So, in conclusion, Pinker's book is very important and can be broadly applied not only to understanding and working towards continued reductions in violence, but these ideas can be useful in developing healthier psychological strategies in daily life.
These principles include:
1) continued education, to bolster reason, cross-cultural understanding, communication skills, empathy, historical knowledge, and even economics and statistics (these latter subjects can help combat cognitive biases which impede clear understanding of information pertaining to daily living)
2) foster trade instead of fostering war. In some recent news examples, this may not be reasonable (e.g. with some extremely violent groups), but at the very least, fostering trade with adjacent communities would be useful to form alliances.
3) exercise and strive for freedom of speech
4) expand our circles of empathy, to include those in other groups, cultures, and situations.

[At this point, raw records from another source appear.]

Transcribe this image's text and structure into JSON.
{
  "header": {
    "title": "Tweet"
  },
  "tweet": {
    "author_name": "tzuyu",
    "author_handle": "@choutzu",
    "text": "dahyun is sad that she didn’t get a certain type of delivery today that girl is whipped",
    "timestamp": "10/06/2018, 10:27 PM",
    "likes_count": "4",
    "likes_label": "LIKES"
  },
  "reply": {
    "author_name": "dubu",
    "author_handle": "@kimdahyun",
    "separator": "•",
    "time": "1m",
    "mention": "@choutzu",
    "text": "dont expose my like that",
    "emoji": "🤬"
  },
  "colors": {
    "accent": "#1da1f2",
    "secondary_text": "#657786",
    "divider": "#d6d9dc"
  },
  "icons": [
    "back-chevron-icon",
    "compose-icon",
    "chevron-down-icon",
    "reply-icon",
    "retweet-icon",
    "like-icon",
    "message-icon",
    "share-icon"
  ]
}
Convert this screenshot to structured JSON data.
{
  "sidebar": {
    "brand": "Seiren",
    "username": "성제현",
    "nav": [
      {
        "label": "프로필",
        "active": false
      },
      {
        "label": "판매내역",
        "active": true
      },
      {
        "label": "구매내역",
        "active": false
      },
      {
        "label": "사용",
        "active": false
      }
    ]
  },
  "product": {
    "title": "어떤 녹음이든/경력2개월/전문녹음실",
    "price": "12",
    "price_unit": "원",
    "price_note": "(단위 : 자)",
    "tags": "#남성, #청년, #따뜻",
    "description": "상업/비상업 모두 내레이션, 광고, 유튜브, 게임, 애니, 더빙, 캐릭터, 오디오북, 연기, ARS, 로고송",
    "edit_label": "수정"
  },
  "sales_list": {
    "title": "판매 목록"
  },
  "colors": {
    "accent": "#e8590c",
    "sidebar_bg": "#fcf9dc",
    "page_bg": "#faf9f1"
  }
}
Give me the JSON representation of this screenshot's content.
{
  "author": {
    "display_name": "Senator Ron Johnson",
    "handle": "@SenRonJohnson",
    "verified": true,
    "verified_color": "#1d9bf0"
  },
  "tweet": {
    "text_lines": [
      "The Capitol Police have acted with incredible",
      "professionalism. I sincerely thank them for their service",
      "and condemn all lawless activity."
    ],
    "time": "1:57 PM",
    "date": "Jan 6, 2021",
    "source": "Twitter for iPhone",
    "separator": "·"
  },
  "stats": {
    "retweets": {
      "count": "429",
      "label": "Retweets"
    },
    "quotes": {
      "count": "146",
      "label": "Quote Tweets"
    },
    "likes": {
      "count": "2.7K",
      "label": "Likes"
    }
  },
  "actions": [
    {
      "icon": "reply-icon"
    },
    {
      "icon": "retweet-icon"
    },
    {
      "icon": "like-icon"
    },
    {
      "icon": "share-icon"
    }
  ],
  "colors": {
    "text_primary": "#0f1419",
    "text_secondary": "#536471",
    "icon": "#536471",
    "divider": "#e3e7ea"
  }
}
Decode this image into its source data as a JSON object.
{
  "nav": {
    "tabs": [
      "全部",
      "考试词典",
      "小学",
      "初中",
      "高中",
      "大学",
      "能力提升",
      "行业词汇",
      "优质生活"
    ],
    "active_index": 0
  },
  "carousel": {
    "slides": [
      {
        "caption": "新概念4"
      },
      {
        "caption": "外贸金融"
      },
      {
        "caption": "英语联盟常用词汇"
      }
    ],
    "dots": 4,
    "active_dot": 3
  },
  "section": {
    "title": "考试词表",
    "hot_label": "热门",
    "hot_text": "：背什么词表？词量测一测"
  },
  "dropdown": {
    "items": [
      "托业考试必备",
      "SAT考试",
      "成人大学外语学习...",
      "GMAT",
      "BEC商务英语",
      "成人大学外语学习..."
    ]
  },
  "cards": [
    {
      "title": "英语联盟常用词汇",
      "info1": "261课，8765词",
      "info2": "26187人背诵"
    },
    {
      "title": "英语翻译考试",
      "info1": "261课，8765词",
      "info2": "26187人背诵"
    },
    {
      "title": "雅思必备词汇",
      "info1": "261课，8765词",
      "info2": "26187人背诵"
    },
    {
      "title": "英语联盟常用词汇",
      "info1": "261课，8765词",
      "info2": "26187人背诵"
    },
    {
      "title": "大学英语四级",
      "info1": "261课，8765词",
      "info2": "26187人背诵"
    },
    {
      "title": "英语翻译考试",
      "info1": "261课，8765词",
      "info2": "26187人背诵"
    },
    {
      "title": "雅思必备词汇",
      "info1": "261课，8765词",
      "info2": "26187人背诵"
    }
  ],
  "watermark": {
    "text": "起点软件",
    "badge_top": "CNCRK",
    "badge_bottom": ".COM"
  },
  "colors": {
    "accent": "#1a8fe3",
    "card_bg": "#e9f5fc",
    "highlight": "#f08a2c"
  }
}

Ultimately, a global issue is to include the environment itself in our circle of empathy. In depressive states, one may be directing aggressive thoughts or actions towards oneself. So the circle of empathy should deliberately also focus on including oneself.
5) be aware of cognitive biases, such as overconfidence in the setting of conflict, underestimation of the risks of conflict, the tendency to deliver vengeful retaliations that would be considered excessive by a neutral observer, and to overestimate the malevolence of an opponent's motives. This could be applied to an analysis about one's own depressive thoughts about oneself.
6) avail oneself of mediators or peacekeepers (this can be a role of a therapist).
7) move away from authoritarian or tribalist practices or beliefs, and instead focus on inclusiveness, individual rights, and fairness. For those involved in religion, work toward a more inclusive, peacemaking, ecumenical, humble theology, with room to include modern scientific findings pertinent to morality, fairness, cultural understanding, and justice.
8) strive for dignity rather than honour
9) work on ways to improve self-control. This does not mean a renunciation of Dionysian enjoyments, but rather it means never allowing one's impulses or habits or enjoyments to cause harm or to rule one's life.
PEBS Neuroethics Roundup (JHU)
22 hours ago